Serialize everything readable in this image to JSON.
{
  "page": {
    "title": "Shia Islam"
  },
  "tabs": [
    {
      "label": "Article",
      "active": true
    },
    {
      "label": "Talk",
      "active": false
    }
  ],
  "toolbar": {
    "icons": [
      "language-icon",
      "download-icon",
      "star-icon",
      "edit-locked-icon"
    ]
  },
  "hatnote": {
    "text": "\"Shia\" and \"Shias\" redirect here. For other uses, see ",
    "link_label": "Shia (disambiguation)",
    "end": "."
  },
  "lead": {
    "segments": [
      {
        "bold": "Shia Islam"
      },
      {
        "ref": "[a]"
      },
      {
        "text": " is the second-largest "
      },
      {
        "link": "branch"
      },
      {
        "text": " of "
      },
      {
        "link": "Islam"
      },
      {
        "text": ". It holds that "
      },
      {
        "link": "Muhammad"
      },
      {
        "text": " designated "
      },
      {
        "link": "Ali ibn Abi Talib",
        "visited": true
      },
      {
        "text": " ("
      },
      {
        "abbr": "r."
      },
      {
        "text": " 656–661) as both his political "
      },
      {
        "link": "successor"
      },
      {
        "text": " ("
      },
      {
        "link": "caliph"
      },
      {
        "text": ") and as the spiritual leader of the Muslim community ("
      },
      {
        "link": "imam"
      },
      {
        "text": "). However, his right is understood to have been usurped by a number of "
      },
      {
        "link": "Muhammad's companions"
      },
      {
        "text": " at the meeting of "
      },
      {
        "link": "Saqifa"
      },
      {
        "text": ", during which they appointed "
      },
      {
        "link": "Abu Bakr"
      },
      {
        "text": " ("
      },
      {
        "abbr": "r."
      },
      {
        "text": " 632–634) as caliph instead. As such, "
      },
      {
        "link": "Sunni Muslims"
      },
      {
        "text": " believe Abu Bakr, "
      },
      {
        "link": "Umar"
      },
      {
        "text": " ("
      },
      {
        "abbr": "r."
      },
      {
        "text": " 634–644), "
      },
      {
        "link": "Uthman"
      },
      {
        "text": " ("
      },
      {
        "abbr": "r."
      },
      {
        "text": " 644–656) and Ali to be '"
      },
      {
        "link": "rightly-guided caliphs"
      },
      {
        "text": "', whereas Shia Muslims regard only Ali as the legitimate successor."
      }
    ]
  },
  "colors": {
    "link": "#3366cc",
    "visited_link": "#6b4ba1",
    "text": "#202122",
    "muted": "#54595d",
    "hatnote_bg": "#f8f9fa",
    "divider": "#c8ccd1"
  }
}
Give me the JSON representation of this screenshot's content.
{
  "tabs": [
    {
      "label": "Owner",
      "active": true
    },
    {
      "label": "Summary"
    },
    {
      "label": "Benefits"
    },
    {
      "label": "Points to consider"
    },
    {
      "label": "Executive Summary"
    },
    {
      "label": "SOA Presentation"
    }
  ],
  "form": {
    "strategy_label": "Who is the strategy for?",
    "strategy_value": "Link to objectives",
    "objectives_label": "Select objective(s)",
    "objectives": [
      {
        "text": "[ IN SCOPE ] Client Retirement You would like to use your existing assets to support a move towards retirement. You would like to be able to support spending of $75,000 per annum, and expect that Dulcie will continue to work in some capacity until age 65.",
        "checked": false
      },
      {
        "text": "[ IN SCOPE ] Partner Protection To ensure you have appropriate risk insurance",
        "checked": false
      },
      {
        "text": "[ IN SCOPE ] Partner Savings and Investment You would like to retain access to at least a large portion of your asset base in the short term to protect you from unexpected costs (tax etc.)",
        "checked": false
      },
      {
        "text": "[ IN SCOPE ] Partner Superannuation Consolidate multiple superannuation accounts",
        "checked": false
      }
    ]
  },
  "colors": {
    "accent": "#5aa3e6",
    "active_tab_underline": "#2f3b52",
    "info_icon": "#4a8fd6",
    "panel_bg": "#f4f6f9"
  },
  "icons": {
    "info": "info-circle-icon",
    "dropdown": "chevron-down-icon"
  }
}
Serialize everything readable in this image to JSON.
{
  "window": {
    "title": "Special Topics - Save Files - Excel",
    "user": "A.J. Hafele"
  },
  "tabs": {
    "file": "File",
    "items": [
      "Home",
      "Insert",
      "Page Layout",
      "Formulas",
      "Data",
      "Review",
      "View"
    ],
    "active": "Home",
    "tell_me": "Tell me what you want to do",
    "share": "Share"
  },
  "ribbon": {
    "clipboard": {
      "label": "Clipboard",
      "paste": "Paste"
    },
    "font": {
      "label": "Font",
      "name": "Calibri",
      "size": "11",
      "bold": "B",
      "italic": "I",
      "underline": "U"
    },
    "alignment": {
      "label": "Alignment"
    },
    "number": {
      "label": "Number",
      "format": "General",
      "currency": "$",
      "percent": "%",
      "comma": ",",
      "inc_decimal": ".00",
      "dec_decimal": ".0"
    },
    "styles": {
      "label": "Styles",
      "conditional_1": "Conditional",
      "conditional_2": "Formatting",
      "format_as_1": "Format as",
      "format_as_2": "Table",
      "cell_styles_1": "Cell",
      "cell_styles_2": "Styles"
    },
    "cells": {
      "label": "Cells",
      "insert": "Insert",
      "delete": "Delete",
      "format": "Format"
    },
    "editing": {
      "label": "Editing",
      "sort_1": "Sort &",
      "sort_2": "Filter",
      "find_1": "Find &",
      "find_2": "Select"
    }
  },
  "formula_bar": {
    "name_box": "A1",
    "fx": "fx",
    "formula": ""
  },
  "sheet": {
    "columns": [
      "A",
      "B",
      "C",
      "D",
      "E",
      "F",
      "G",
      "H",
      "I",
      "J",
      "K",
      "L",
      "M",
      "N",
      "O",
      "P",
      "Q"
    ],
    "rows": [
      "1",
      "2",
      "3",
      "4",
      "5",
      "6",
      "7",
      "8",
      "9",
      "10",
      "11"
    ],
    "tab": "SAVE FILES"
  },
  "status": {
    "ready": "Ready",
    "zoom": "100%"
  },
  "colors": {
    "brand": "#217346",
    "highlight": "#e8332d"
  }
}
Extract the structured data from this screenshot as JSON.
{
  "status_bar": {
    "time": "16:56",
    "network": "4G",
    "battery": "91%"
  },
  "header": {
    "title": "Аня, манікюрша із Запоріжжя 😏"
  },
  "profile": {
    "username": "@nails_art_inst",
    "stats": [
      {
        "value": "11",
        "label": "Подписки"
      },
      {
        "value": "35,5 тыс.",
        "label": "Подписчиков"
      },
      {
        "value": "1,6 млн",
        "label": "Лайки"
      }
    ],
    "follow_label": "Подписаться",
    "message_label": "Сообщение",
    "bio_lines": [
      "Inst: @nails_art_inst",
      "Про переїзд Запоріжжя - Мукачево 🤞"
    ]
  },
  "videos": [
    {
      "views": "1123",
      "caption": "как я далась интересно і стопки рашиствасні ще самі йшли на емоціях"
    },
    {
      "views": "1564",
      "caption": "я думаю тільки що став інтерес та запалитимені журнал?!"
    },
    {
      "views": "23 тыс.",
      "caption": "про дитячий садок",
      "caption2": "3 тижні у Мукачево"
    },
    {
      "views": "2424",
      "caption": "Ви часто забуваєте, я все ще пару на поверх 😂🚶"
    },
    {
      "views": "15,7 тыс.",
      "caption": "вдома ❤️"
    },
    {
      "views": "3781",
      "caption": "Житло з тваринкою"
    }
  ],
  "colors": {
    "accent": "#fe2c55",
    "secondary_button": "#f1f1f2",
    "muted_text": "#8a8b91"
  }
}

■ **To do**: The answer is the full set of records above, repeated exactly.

■ **Exercise response**:
Serialize everything readable in this image to JSON.
{
  "page": {
    "title": "Shia Islam"
  },
  "tabs": [
    {
      "label": "Article",
      "active": true
    },
    {
      "label": "Talk",
      "active": false
    }
  ],
  "toolbar": {
    "icons": [
      "language-icon",
      "download-icon",
      "star-icon",
      "edit-locked-icon"
    ]
  },
  "hatnote": {
    "text": "\"Shia\" and \"Shias\" redirect here. For other uses, see ",
    "link_label": "Shia (disambiguation)",
    "end": "."
  },
  "lead": {
    "segments": [
      {
        "bold": "Shia Islam"
      },
      {
        "ref": "[a]"
      },
      {
        "text": " is the second-largest "
      },
      {
        "link": "branch"
      },
      {
        "text": " of "
      },
      {
        "link": "Islam"
      },
      {
        "text": ". It holds that "
      },
      {
        "link": "Muhammad"
      },
      {
        "text": " designated "
      },
      {
        "link": "Ali ibn Abi Talib",
        "visited": true
      },
      {
        "text": " ("
      },
      {
        "abbr": "r."
      },
      {
        "text": " 656–661) as both his political "
      },
      {
        "link": "successor"
      },
      {
        "text": " ("
      },
      {
        "link": "caliph"
      },
      {
        "text": ") and as the spiritual leader of the Muslim community ("
      },
      {
        "link": "imam"
      },
      {
        "text": "). However, his right is understood to have been usurped by a number of "
      },
      {
        "link": "Muhammad's companions"
      },
      {
        "text": " at the meeting of "
      },
      {
        "link": "Saqifa"
      },
      {
        "text": ", during which they appointed "
      },
      {
        "link": "Abu Bakr"
      },
      {
        "text": " ("
      },
      {
        "abbr": "r."
      },
      {
        "text": " 632–634) as caliph instead. As such, "
      },
      {
        "link": "Sunni Muslims"
      },
      {
        "text": " believe Abu Bakr, "
      },
      {
        "link": "Umar"
      },
      {
        "text": " ("
      },
      {
        "abbr": "r."
      },
      {
        "text": " 634–644), "
      },
      {
        "link": "Uthman"
      },
      {
        "text": " ("
      },
      {
        "abbr": "r."
      },
      {
        "text": " 644–656) and Ali to be '"
      },
      {
        "link": "rightly-guided caliphs"
      },
      {
        "text": "', whereas Shia Muslims regard only Ali as the legitimate successor."
      }
    ]
  },
  "colors": {
    "link": "#3366cc",
    "visited_link": "#6b4ba1",
    "text": "#202122",
    "muted": "#54595d",
    "hatnote_bg": "#f8f9fa",
    "divider": "#c8ccd1"
  }
}
Give me the JSON representation of this screenshot's content.
{
  "tabs": [
    {
      "label": "Owner",
      "active": true
    },
    {
      "label": "Summary"
    },
    {
      "label": "Benefits"
    },
    {
      "label": "Points to consider"
    },
    {
      "label": "Executive Summary"
    },
    {
      "label": "SOA Presentation"
    }
  ],
  "form": {
    "strategy_label": "Who is the strategy for?",
    "strategy_value": "Link to objectives",
    "objectives_label": "Select objective(s)",
    "objectives": [
      {
        "text": "[ IN SCOPE ] Client Retirement You would like to use your existing assets to support a move towards retirement. You would like to be able to support spending of $75,000 per annum, and expect that Dulcie will continue to work in some capacity until age 65.",
        "checked": false
      },
      {
        "text": "[ IN SCOPE ] Partner Protection To ensure you have appropriate risk insurance",
        "checked": false
      },
      {
        "text": "[ IN SCOPE ] Partner Savings and Investment You would like to retain access to at least a large portion of your asset base in the short term to protect you from unexpected costs (tax etc.)",
        "checked": false
      },
      {
        "text": "[ IN SCOPE ] Partner Superannuation Consolidate multiple superannuation accounts",
        "checked": false
      }
    ]
  },
  "colors": {
    "accent": "#5aa3e6",
    "active_tab_underline": "#2f3b52",
    "info_icon": "#4a8fd6",
    "panel_bg": "#f4f6f9"
  },
  "icons": {
    "info": "info-circle-icon",
    "dropdown": "chevron-down-icon"
  }
}
Serialize everything readable in this image to JSON.
{
  "window": {
    "title": "Special Topics - Save Files - Excel",
    "user": "A.J. Hafele"
  },
  "tabs": {
    "file": "File",
    "items": [
      "Home",
      "Insert",
      "Page Layout",
      "Formulas",
      "Data",
      "Review",
      "View"
    ],
    "active": "Home",
    "tell_me": "Tell me what you want to do",
    "share": "Share"
  },
  "ribbon": {
    "clipboard": {
      "label": "Clipboard",
      "paste": "Paste"
    },
    "font": {
      "label": "Font",
      "name": "Calibri",
      "size": "11",
      "bold": "B",
      "italic": "I",
      "underline": "U"
    },
    "alignment": {
      "label": "Alignment"
    },
    "number": {
      "label": "Number",
      "format": "General",
      "currency": "$",
      "percent": "%",
      "comma": ",",
      "inc_decimal": ".00",
      "dec_decimal": ".0"
    },
    "styles": {
      "label": "Styles",
      "conditional_1": "Conditional",
      "conditional_2": "Formatting",
      "format_as_1": "Format as",
      "format_as_2": "Table",
      "cell_styles_1": "Cell",
      "cell_styles_2": "Styles"
    },
    "cells": {
      "label": "Cells",
      "insert": "Insert",
      "delete": "Delete",
      "format": "Format"
    },
    "editing": {
      "label": "Editing",
      "sort_1": "Sort &",
      "sort_2": "Filter",
      "find_1": "Find &",
      "find_2": "Select"
    }
  },
  "formula_bar": {
    "name_box": "A1",
    "fx": "fx",
    "formula": ""
  },
  "sheet": {
    "columns": [
      "A",
      "B",
      "C",
      "D",
      "E",
      "F",
      "G",
      "H",
      "I",
      "J",
      "K",
      "L",
      "M",
      "N",
      "O",
      "P",
      "Q"
    ],
    "rows": [
      "1",
      "2",
      "3",
      "4",
      "5",
      "6",
      "7",
      "8",
      "9",
      "10",
      "11"
    ],
    "tab": "SAVE FILES"
  },
  "status": {
    "ready": "Ready",
    "zoom": "100%"
  },
  "colors": {
    "brand": "#217346",
    "highlight": "#e8332d"
  }
}
Extract the structured data from this screenshot as JSON.
{
  "status_bar": {
    "time": "16:56",
    "network": "4G",
    "battery": "91%"
  },
  "header": {
    "title": "Аня, манікюрша із Запоріжжя 😏"
  },
  "profile": {
    "username": "@nails_art_inst",
    "stats": [
      {
        "value": "11",
        "label": "Подписки"
      },
      {
        "value": "35,5 тыс.",
        "label": "Подписчиков"
      },
      {
        "value": "1,6 млн",
        "label": "Лайки"
      }
    ],
    "follow_label": "Подписаться",
    "message_label": "Сообщение",
    "bio_lines": [
      "Inst: @nails_art_inst",
      "Про переїзд Запоріжжя - Мукачево 🤞"
    ]
  },
  "videos": [
    {
      "views": "1123",
      "caption": "как я далась интересно і стопки рашиствасні ще самі йшли на емоціях"
    },
    {
      "views": "1564",
      "caption": "я думаю тільки що став інтерес та запалитимені журнал?!"
    },
    {
      "views": "23 тыс.",
      "caption": "про дитячий садок",
      "caption2": "3 тижні у Мукачево"
    },
    {
      "views": "2424",
      "caption": "Ви часто забуваєте, я все ще пару на поверх 😂🚶"
    },
    {
      "views": "15,7 тыс.",
      "caption": "вдома ❤️"
    },
    {
      "views": "3781",
      "caption": "Житло з тваринкою"
    }
  ],
  "colors": {
    "accent": "#fe2c55",
    "secondary_button": "#f1f1f2",
    "muted_text": "#8a8b91"
  }
}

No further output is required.